**What to work on:** Down to the last line, repeat the data below exactly.

**Exercise data:**
>>>
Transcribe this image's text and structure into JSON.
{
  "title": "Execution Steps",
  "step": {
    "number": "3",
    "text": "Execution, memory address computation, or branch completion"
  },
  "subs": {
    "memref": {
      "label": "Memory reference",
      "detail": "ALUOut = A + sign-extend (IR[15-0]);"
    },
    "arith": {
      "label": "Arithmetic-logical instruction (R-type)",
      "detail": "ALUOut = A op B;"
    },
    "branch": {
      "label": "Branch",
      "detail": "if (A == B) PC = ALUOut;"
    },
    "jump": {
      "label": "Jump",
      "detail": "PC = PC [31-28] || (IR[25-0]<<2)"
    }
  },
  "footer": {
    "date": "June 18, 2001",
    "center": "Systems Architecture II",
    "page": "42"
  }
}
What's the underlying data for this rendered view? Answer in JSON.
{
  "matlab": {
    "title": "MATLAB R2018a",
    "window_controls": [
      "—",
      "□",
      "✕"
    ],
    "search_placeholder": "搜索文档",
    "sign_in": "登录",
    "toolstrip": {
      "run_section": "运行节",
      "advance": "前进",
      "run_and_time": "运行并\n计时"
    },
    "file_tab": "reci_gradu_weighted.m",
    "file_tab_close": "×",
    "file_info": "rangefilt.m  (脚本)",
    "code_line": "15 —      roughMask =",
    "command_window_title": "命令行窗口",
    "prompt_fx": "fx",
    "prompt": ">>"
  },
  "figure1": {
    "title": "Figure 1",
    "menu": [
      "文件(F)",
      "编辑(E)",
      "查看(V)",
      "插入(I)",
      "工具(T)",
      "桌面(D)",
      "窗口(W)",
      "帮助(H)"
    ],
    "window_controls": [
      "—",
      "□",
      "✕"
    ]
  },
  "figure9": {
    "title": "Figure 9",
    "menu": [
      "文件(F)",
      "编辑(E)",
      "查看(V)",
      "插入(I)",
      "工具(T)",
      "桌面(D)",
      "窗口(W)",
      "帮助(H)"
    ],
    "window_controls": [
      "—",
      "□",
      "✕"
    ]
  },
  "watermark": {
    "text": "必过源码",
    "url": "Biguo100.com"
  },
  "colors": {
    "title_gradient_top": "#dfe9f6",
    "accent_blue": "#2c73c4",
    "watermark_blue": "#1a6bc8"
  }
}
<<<
**Answer to the exercise:**
Transcribe this image's text and structure into JSON.
{
  "title": "Execution Steps",
  "step": {
    "number": "3",
    "text": "Execution, memory address computation, or branch completion"
  },
  "subs": {
    "memref": {
      "label": "Memory reference",
      "detail": "ALUOut = A + sign-extend (IR[15-0]);"
    },
    "arith": {
      "label": "Arithmetic-logical instruction (R-type)",
      "detail": "ALUOut = A op B;"
    },
    "branch": {
      "label": "Branch",
      "detail": "if (A == B) PC = ALUOut;"
    },
    "jump": {
      "label": "Jump",
      "detail": "PC = PC [31-28] || (IR[25-0]<<2)"
    }
  },
  "footer": {
    "date": "June 18, 2001",
    "center": "Systems Architecture II",
    "page": "42"
  }
}
What's the underlying data for this rendered view? Answer in JSON.
{
  "matlab": {
    "title": "MATLAB R2018a",
    "window_controls": [
      "—",
      "□",
      "✕"
    ],
    "search_placeholder": "搜索文档",
    "sign_in": "登录",
    "toolstrip": {
      "run_section": "运行节",
      "advance": "前进",
      "run_and_time": "运行并\n计时"
    },
    "file_tab": "reci_gradu_weighted.m",
    "file_tab_close": "×",
    "file_info": "rangefilt.m  (脚本)",
    "code_line": "15 —      roughMask =",
    "command_window_title": "命令行窗口",
    "prompt_fx": "fx",
    "prompt": ">>"
  },
  "figure1": {
    "title": "Figure 1",
    "menu": [
      "文件(F)",
      "编辑(E)",
      "查看(V)",
      "插入(I)",
      "工具(T)",
      "桌面(D)",
      "窗口(W)",
      "帮助(H)"
    ],
    "window_controls": [
      "—",
      "□",
      "✕"
    ]
  },
  "figure9": {
    "title": "Figure 9",
    "menu": [
      "文件(F)",
      "编辑(E)",
      "查看(V)",
      "插入(I)",
      "工具(T)",
      "桌面(D)",
      "窗口(W)",
      "帮助(H)"
    ],
    "window_controls": [
      "—",
      "□",
      "✕"
    ]
  },
  "watermark": {
    "text": "必过源码",
    "url": "Biguo100.com"
  },
  "colors": {
    "title_gradient_top": "#dfe9f6",
    "accent_blue": "#2c73c4",
    "watermark_blue": "#1a6bc8"
  }
}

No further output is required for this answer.